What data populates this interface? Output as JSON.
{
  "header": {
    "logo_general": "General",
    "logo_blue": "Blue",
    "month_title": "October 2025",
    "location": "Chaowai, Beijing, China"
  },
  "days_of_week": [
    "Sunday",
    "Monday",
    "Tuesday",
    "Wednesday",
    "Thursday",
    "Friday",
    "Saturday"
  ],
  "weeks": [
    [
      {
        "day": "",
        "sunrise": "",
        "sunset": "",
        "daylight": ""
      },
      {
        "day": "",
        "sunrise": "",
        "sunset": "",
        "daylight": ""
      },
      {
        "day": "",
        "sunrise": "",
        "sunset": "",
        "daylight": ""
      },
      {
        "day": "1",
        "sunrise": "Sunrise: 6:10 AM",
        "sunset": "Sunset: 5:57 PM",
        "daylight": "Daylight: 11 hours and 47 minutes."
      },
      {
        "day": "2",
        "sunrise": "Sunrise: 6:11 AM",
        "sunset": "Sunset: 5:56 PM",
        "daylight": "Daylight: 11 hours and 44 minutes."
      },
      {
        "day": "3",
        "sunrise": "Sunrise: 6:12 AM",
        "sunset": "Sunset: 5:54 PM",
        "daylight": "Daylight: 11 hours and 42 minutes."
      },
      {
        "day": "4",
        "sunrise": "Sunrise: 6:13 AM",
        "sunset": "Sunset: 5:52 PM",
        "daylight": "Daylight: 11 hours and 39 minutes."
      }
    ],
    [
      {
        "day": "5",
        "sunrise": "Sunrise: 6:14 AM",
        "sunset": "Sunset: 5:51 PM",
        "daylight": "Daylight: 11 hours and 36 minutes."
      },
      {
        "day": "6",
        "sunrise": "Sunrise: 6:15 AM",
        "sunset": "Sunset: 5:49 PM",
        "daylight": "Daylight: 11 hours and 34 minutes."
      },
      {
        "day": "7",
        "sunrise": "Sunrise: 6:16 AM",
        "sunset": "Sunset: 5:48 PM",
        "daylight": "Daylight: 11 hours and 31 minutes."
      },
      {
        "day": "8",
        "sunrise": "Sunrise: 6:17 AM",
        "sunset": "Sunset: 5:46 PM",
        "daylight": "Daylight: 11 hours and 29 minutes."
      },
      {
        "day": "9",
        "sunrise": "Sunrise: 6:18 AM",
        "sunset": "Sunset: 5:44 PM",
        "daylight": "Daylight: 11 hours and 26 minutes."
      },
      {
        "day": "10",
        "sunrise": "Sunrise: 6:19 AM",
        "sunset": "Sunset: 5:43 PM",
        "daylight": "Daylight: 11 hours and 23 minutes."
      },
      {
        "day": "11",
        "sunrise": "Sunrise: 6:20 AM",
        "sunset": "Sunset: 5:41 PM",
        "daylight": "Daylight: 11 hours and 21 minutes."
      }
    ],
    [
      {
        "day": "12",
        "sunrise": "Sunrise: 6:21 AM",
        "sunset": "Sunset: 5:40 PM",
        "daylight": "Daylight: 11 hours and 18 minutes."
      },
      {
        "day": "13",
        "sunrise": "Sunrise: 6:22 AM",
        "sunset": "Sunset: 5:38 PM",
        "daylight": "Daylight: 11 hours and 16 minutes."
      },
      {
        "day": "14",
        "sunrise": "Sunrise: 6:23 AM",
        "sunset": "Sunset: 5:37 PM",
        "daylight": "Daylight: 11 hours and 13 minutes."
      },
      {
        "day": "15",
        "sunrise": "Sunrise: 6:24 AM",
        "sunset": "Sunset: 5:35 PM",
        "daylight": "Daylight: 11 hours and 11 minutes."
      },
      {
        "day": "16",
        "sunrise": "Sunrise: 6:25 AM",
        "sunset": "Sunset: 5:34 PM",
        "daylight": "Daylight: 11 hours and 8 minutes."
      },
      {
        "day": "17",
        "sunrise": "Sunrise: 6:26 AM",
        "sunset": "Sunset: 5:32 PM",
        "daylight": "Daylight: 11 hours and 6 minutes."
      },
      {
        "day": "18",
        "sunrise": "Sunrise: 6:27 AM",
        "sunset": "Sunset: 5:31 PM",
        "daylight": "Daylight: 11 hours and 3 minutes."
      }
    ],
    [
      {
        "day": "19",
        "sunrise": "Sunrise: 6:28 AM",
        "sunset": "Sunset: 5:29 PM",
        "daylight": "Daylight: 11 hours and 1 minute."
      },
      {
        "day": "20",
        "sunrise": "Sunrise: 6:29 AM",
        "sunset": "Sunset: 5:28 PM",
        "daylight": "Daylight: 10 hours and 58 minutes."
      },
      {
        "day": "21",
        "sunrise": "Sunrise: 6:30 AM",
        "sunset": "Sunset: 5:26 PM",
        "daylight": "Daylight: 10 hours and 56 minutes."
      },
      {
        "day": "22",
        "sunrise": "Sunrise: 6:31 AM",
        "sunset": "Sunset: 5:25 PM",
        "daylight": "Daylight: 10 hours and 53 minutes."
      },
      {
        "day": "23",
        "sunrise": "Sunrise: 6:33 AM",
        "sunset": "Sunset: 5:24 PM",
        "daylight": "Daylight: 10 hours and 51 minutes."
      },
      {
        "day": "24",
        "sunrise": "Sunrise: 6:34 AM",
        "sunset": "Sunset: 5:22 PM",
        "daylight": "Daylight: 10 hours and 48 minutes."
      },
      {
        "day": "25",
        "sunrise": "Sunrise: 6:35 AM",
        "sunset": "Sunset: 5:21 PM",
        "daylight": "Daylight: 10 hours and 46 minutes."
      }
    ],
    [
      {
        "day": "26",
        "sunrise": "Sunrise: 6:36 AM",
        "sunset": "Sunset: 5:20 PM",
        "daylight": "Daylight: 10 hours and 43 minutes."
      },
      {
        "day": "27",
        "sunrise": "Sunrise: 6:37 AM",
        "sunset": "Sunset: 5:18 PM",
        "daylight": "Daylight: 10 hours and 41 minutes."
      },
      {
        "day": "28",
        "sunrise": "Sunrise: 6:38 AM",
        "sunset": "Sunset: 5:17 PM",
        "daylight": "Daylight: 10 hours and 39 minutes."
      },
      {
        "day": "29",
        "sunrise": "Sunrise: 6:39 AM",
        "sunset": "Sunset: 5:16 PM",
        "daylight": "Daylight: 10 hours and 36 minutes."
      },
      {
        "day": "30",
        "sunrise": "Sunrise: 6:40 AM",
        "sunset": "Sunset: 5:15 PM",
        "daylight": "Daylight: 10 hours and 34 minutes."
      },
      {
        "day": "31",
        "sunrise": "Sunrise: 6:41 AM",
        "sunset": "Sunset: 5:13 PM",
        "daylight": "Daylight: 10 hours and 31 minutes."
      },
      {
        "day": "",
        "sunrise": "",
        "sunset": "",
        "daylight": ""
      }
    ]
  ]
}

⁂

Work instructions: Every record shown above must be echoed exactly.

Result of this task:
What data populates this interface? Output as JSON.
{
  "header": {
    "logo_general": "General",
    "logo_blue": "Blue",
    "month_title": "October 2025",
    "location": "Chaowai, Beijing, China"
  },
  "days_of_week": [
    "Sunday",
    "Monday",
    "Tuesday",
    "Wednesday",
    "Thursday",
    "Friday",
    "Saturday"
  ],
  "weeks": [
    [
      {
        "day": "",
        "sunrise": "",
        "sunset": "",
        "daylight": ""
      },
      {
        "day": "",
        "sunrise": "",
        "sunset": "",
        "daylight": ""
      },
      {
        "day": "",
        "sunrise": "",
        "sunset": "",
        "daylight": ""
      },
      {
        "day": "1",
        "sunrise": "Sunrise: 6:10 AM",
        "sunset": "Sunset: 5:57 PM",
        "daylight": "Daylight: 11 hours and 47 minutes."
      },
      {
        "day": "2",
        "sunrise": "Sunrise: 6:11 AM",
        "sunset": "Sunset: 5:56 PM",
        "daylight": "Daylight: 11 hours and 44 minutes."
      },
      {
        "day": "3",
        "sunrise": "Sunrise: 6:12 AM",
        "sunset": "Sunset: 5:54 PM",
        "daylight": "Daylight: 11 hours and 42 minutes."
      },
      {
        "day": "4",
        "sunrise": "Sunrise: 6:13 AM",
        "sunset": "Sunset: 5:52 PM",
        "daylight": "Daylight: 11 hours and 39 minutes."
      }
    ],
    [
      {
        "day": "5",
        "sunrise": "Sunrise: 6:14 AM",
        "sunset": "Sunset: 5:51 PM",
        "daylight": "Daylight: 11 hours and 36 minutes."
      },
      {
        "day": "6",
        "sunrise": "Sunrise: 6:15 AM",
        "sunset": "Sunset: 5:49 PM",
        "daylight": "Daylight: 11 hours and 34 minutes."
      },
      {
        "day": "7",
        "sunrise": "Sunrise: 6:16 AM",
        "sunset": "Sunset: 5:48 PM",
        "daylight": "Daylight: 11 hours and 31 minutes."
      },
      {
        "day": "8",
        "sunrise": "Sunrise: 6:17 AM",
        "sunset": "Sunset: 5:46 PM",
        "daylight": "Daylight: 11 hours and 29 minutes."
      },
      {
        "day": "9",
        "sunrise": "Sunrise: 6:18 AM",
        "sunset": "Sunset: 5:44 PM",
        "daylight": "Daylight: 11 hours and 26 minutes."
      },
      {
        "day": "10",
        "sunrise": "Sunrise: 6:19 AM",
        "sunset": "Sunset: 5:43 PM",
        "daylight": "Daylight: 11 hours and 23 minutes."
      },
      {
        "day": "11",
        "sunrise": "Sunrise: 6:20 AM",
        "sunset": "Sunset: 5:41 PM",
        "daylight": "Daylight: 11 hours and 21 minutes."
      }
    ],
    [
      {
        "day": "12",
        "sunrise": "Sunrise: 6:21 AM",
        "sunset": "Sunset: 5:40 PM",
        "daylight": "Daylight: 11 hours and 18 minutes."
      },
      {
        "day": "13",
        "sunrise": "Sunrise: 6:22 AM",
        "sunset": "Sunset: 5:38 PM",
        "daylight": "Daylight: 11 hours and 16 minutes."
      },
      {
        "day": "14",
        "sunrise": "Sunrise: 6:23 AM",
        "sunset": "Sunset: 5:37 PM",
        "daylight": "Daylight: 11 hours and 13 minutes."
      },
      {
        "day": "15",
        "sunrise": "Sunrise: 6:24 AM",
        "sunset": "Sunset: 5:35 PM",
        "daylight": "Daylight: 11 hours and 11 minutes."
      },
      {
        "day": "16",
        "sunrise": "Sunrise: 6:25 AM",
        "sunset": "Sunset: 5:34 PM",
        "daylight": "Daylight: 11 hours and 8 minutes."
      },
      {
        "day": "17",
        "sunrise": "Sunrise: 6:26 AM",
        "sunset": "Sunset: 5:32 PM",
        "daylight": "Daylight: 11 hours and 6 minutes."
      },
      {
        "day": "18",
        "sunrise": "Sunrise: 6:27 AM",
        "sunset": "Sunset: 5:31 PM",
        "daylight": "Daylight: 11 hours and 3 minutes."
      }
    ],
    [
      {
        "day": "19",
        "sunrise": "Sunrise: 6:28 AM",
        "sunset": "Sunset: 5:29 PM",
        "daylight": "Daylight: 11 hours and 1 minute."
      },
      {
        "day": "20",
        "sunrise": "Sunrise: 6:29 AM",
        "sunset": "Sunset: 5:28 PM",
        "daylight": "Daylight: 10 hours and 58 minutes."
      },
      {
        "day": "21",
        "sunrise": "Sunrise: 6:30 AM",
        "sunset": "Sunset: 5:26 PM",
        "daylight": "Daylight: 10 hours and 56 minutes."
      },
      {
        "day": "22",
        "sunrise": "Sunrise: 6:31 AM",
        "sunset": "Sunset: 5:25 PM",
        "daylight": "Daylight: 10 hours and 53 minutes."
      },
      {
        "day": "23",
        "sunrise": "Sunrise: 6:33 AM",
        "sunset": "Sunset: 5:24 PM",
        "daylight": "Daylight: 10 hours and 51 minutes."
      },
      {
        "day": "24",
        "sunrise": "Sunrise: 6:34 AM",
        "sunset": "Sunset: 5:22 PM",
        "daylight": "Daylight: 10 hours and 48 minutes."
      },
      {
        "day": "25",
        "sunrise": "Sunrise: 6:35 AM",
        "sunset": "Sunset: 5:21 PM",
        "daylight": "Daylight: 10 hours and 46 minutes."
      }
    ],
    [
      {
        "day": "26",
        "sunrise": "Sunrise: 6:36 AM",
        "sunset": "Sunset: 5:20 PM",
        "daylight": "Daylight: 10 hours and 43 minutes."
      },
      {
        "day": "27",
        "sunrise": "Sunrise: 6:37 AM",
        "sunset": "Sunset: 5:18 PM",
        "daylight": "Daylight: 10 hours and 41 minutes."
      },
      {
        "day": "28",
        "sunrise": "Sunrise: 6:38 AM",
        "sunset": "Sunset: 5:17 PM",
        "daylight": "Daylight: 10 hours and 39 minutes."
      },
      {
        "day": "29",
        "sunrise": "Sunrise: 6:39 AM",
        "sunset": "Sunset: 5:16 PM",
        "daylight": "Daylight: 10 hours and 36 minutes."
      },
      {
        "day": "30",
        "sunrise": "Sunrise: 6:40 AM",
        "sunset": "Sunset: 5:15 PM",
        "daylight": "Daylight: 10 hours and 34 minutes."
      },
      {
        "day": "31",
        "sunrise": "Sunrise: 6:41 AM",
        "sunset": "Sunset: 5:13 PM",
        "daylight": "Daylight: 10 hours and 31 minutes."
      },
      {
        "day": "",
        "sunrise": "",
        "sunset": "",
        "daylight": ""
      }
    ]
  ]
}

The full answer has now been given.